I have to admit, ordering a telephone was something I was a bit nervous about, so I spent a couple of days psyching myself up and carving out what I estimated to be the necessary amount of time – probably 2-3 hours.  I talked to some friends about what paperwork would be required, and they assured me that only a RIB (a slip of paper from the bank that gives all my account information) would be needed.  We wanted to get two cell phones (called mobiles here) and a land line with high-speed Internet access.  Our first problem proved to be at the mobile phone store, where the clerk upon seeing Lisa’s US passport (she hasn’t received her Irish one yet), told us she couldn’t open an account without a French identity card.  I showed her my Irish passport and she also claimed that wouldn’t be enough without a French identity card.  I’ve run into this problem before and always been able to argue my way out of it on the basis that Irish citizenship = European citizenship = French citizenship in the new world of the EU.  But many clerks have to consult various colleagues and manuals to find that, wow, this is actually true (“You mean we’re part of Europe?? When did that happen??”)  Sure enough, she found that she could open the account for me, but not Lisa.  She was very helpful, though, and told me that she could open both cell phone accounts under my name.  The next problem: “I’m sorry, but you are on a list of people who don’t pay well.”  I explained that Kelly is a very common name for Irish people and that I had no doubt that I’d never had any other account open in France that I didn’t pay.  We walked out with two mobile phones and a coupon for a €47 rebate on Lisa’s phone, feeling happy.  France Telecom and our Internet line came easily by comparison – and unlike Verizon, who took three weeks to install the high-speed Internet line at home in Redmond, France Telecom does it in just seven days.

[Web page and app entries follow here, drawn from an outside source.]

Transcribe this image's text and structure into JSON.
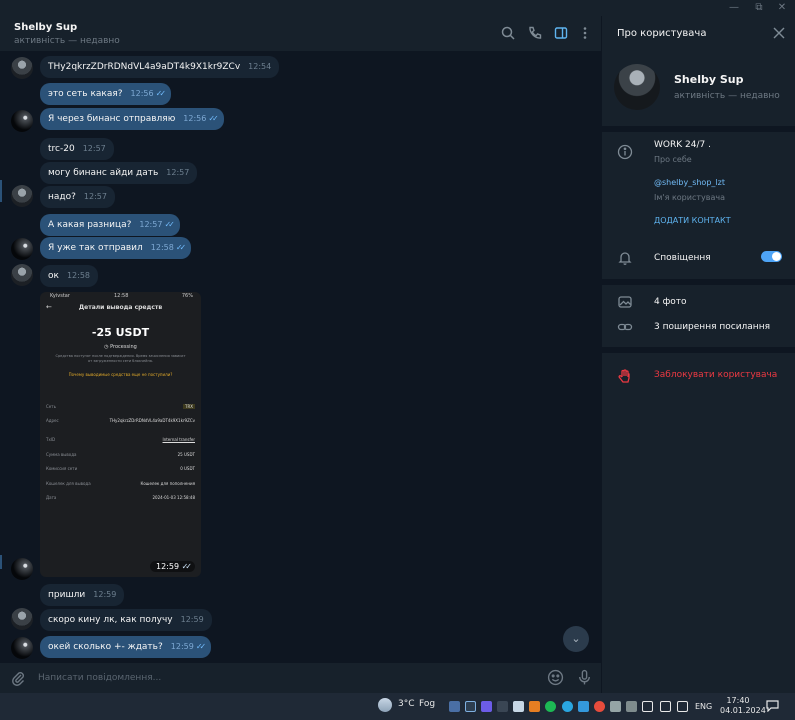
{
  "window": {
    "minimize_label": "—",
    "maximize_label": "⧉",
    "close_label": "✕"
  },
  "chat": {
    "name": "Shelby Sup",
    "status": "активність — недавно"
  },
  "messages": [
    {
      "side": "in",
      "text": "THy2qkrzZDrRDNdVL4a9aDT4k9X1kr9ZCv",
      "time": "12:54"
    },
    {
      "side": "out",
      "text": "это сеть какая?",
      "time": "12:56"
    },
    {
      "side": "out",
      "text": "Я через бинанс отправляю",
      "time": "12:56"
    },
    {
      "side": "in",
      "text": "trc-20",
      "time": "12:57"
    },
    {
      "side": "in",
      "text": "могу бинанс айди дать",
      "time": "12:57"
    },
    {
      "side": "in",
      "text": "надо?",
      "time": "12:57"
    },
    {
      "side": "out",
      "text": "А какая разница?",
      "time": "12:57"
    },
    {
      "side": "out",
      "text": "Я уже так отправил",
      "time": "12:58"
    },
    {
      "side": "in",
      "text": "ок",
      "time": "12:58"
    },
    {
      "side": "in",
      "text": "пришли",
      "time": "12:59"
    },
    {
      "side": "in",
      "text": "скоро кину лк, как получу",
      "time": "12:59"
    },
    {
      "side": "out",
      "text": "окей сколько +- ждать?",
      "time": "12:59"
    }
  ],
  "photo": {
    "status_left": "Kyivstar",
    "status_time": "12:58",
    "status_right": "76%",
    "title": "Детали вывода средств",
    "amount": "-25 USDT",
    "state": "Processing",
    "note": "Средства поступят после подтверждения. Время зачисления зависит от загруженности сети блокчейна.",
    "warning": "Почему выводимые средства еще не поступили?",
    "rows": [
      {
        "label": "Сеть",
        "value": "TRX"
      },
      {
        "label": "Адрес",
        "value": "THy2qkrzZDrRDNdVL4a9aDT4k9X1kr9ZCv"
      },
      {
        "label": "TxID",
        "value": "Internal transfer"
      },
      {
        "label": "Сумма вывода",
        "value": "25 USDT"
      },
      {
        "label": "Комиссия сети",
        "value": "0 USDT"
      },
      {
        "label": "Кошелек для вывода",
        "value": "Кошелек для пополнения"
      },
      {
        "label": "Дата",
        "value": "2024-01-03 12:58:48"
      }
    ],
    "time": "12:59"
  },
  "scroll_down_icon": "chevron-down-icon",
  "composer": {
    "placeholder": "Написати повідомлення..."
  },
  "sidebar": {
    "title": "Про користувача",
    "profile_name": "Shelby Sup",
    "profile_status": "активність — недавно",
    "bio": "WORK 24/7 .",
    "bio_label": "Про себе",
    "username": "@shelby_shop_lzt",
    "username_label": "Ім'я користувача",
    "add_contact": "ДОДАТИ КОНТАКТ",
    "notifications": "Сповіщення",
    "notifications_on": true,
    "photos": "4 фото",
    "links": "3 поширення посилання",
    "block": "Заблокувати користувача"
  },
  "taskbar": {
    "temperature": "3°C",
    "weather": "Fog",
    "language": "ENG",
    "time": "17:40",
    "date": "04.01.2024"
  },
  "colors": {
    "background": "#0e1621",
    "panel": "#17212b",
    "outgoing_bubble": "#2b5278",
    "incoming_bubble": "#182533",
    "accent": "#5fb4f0",
    "danger": "#ec3942"
  }
}
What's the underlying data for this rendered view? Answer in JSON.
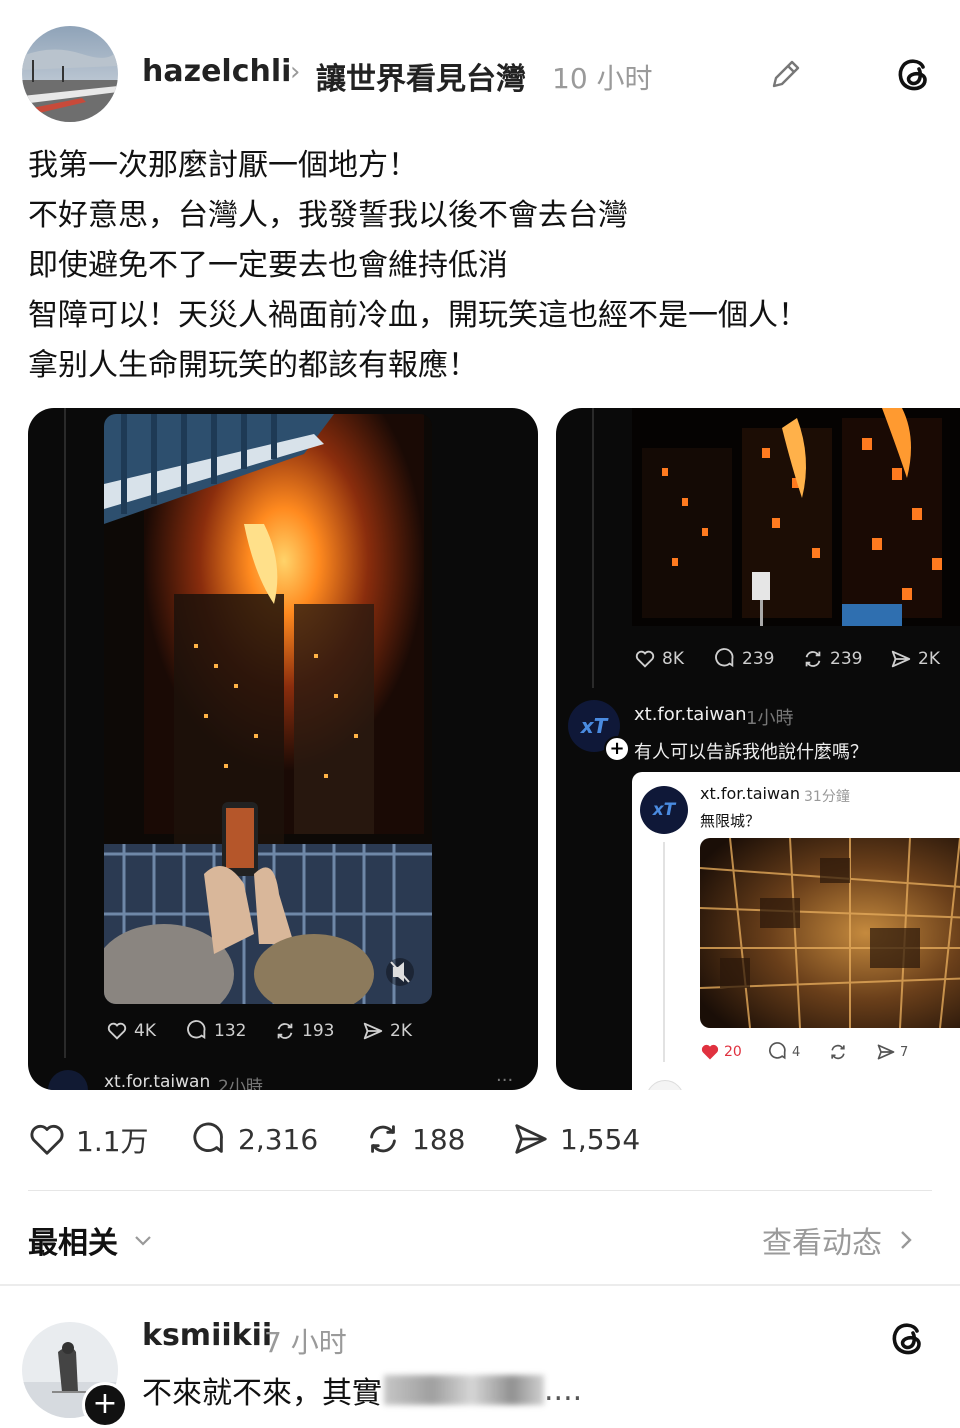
{
  "post": {
    "username": "hazelchli",
    "topic": "讓世界看見台灣",
    "time": "10 小时",
    "lines": [
      "我第一次那麼討厭一個地方！",
      "不好意思，台灣人，我發誓我以後不會去台灣",
      "即使避免不了一定要去也會維持低消",
      "智障可以！天災人禍面前冷血，開玩笑這也經不是一個人！",
      "拿别人生命開玩笑的都該有報應！"
    ],
    "stats": {
      "likes": "1.1万",
      "comments": "2,316",
      "reposts": "188",
      "shares": "1,554"
    }
  },
  "image1": {
    "stats": {
      "likes": "4K",
      "comments": "132",
      "reposts": "193",
      "shares": "2K"
    },
    "footer_user": "xt.for.taiwan",
    "footer_time": "2小時"
  },
  "image2": {
    "stats": {
      "likes": "8K",
      "comments": "239",
      "reposts": "239",
      "shares": "2K"
    },
    "reply_user": "xt.for.taiwan",
    "reply_time": "1小時",
    "reply_text": "有人可以告訴我他說什麼嗎？",
    "avatar_text": "xT",
    "nested": {
      "user": "xt.for.taiwan",
      "time": "31分鐘",
      "text": "無限城？",
      "stats": {
        "likes": "20",
        "comments": "4",
        "shares": "7"
      }
    }
  },
  "sort": {
    "label": "最相关",
    "activity_link": "查看动态"
  },
  "comment": {
    "username": "ksmiikii",
    "time": "7 小时",
    "text": "不來就不來，其實"
  },
  "colors": {
    "like_red": "#e0313f",
    "muted": "#9a9a9a",
    "card_bg": "#0a0a0a"
  }
}
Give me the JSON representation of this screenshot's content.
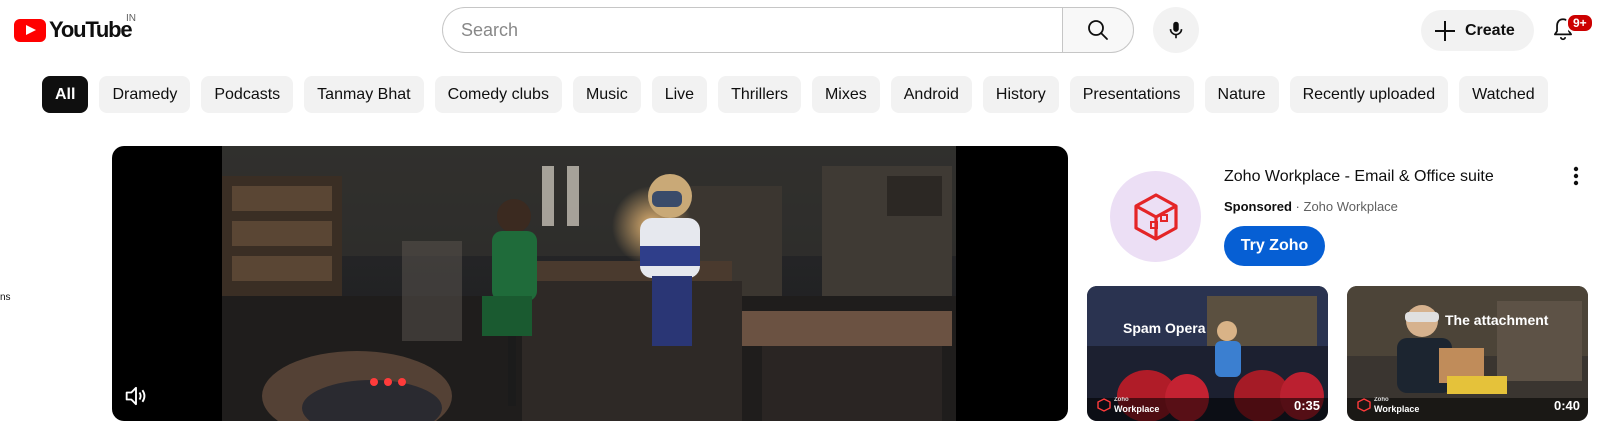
{
  "header": {
    "logo_text": "YouTube",
    "country_code": "IN",
    "search_placeholder": "Search",
    "create_label": "Create",
    "notification_badge": "9+"
  },
  "chips": [
    "All",
    "Dramedy",
    "Podcasts",
    "Tanmay Bhat",
    "Comedy clubs",
    "Music",
    "Live",
    "Thrillers",
    "Mixes",
    "Android",
    "History",
    "Presentations",
    "Nature",
    "Recently uploaded",
    "Watched"
  ],
  "sidebar_fragment": "ns",
  "ad": {
    "title": "Zoho Workplace - Email & Office suite",
    "sponsored_label": "Sponsored",
    "separator": "·",
    "advertiser": "Zoho Workplace",
    "cta_label": "Try Zoho",
    "thumbnails": [
      {
        "caption": "Spam Opera",
        "brand_top": "Zoho",
        "brand_bottom": "Workplace",
        "duration": "0:35"
      },
      {
        "caption": "The attachment",
        "brand_top": "Zoho",
        "brand_bottom": "Workplace",
        "duration": "0:40"
      }
    ]
  },
  "colors": {
    "brand_red": "#ff0000",
    "cta_blue": "#065fd4",
    "chip_active": "#0f0f0f",
    "badge_red": "#cc0000"
  }
}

We spent most of the last few days unpacking boxes and setting up furniture at our new apartment, which we moved into on Wednesday.  We love the space, the neighborhood and the feeling of settling in after nearly a month of living out of suitcases.  We’ve found the butcher store, the cheese shop, the bread store, the wine store – all within a block of our building!  We’ve met the upstairs neighbors, who are very friendly and have a son eight years old – good news for the boys.

The boys start school a week from Tuesday, on September 3.  We visited the school last week and filled out numerous forms, including for comprehensive health insurance for the boys – both at school and out of school -- €48 each for the entire year.  That’s less than one-tenth of my monthly premium for our U.S. COBRA health insurance.  They will eat at school three days a week, and are to arrive by 8:30 AM and leave at 4:30 PM – this will be quite a change for Evan (used to half-day kindergarten last year), and even for Kyle, it’s 1-1/2 hours longer than his school day was last year.  However, there is that two hour lunch, from 11:30 – 1:30, and there is no school on Wednesday anywhere in France.  They go Saturday mornings about every third week.  Wednesday is a day for activities – music, arts, organized sports, even a circus school (which we think Evan will love).  In the winter, buses take the kids up to the local “station de ski” for skiing or snowboarding lessons.  And our first school holiday is a week at the end of October for All Saints Day – France is still culturally a very Catholic country and most of the holidays are religious in origin – in fact, the term in French for holiday is “jour de fête” – Feast Day.  All of France just finished taking four days off last week for the Feast of the Assumption on August 15 – it was like Christmas in the U.S., with virtually all stores and most restaurants and cafes closed for four days.

After the school starts next week, I’m sure we’ll have a lot more stories…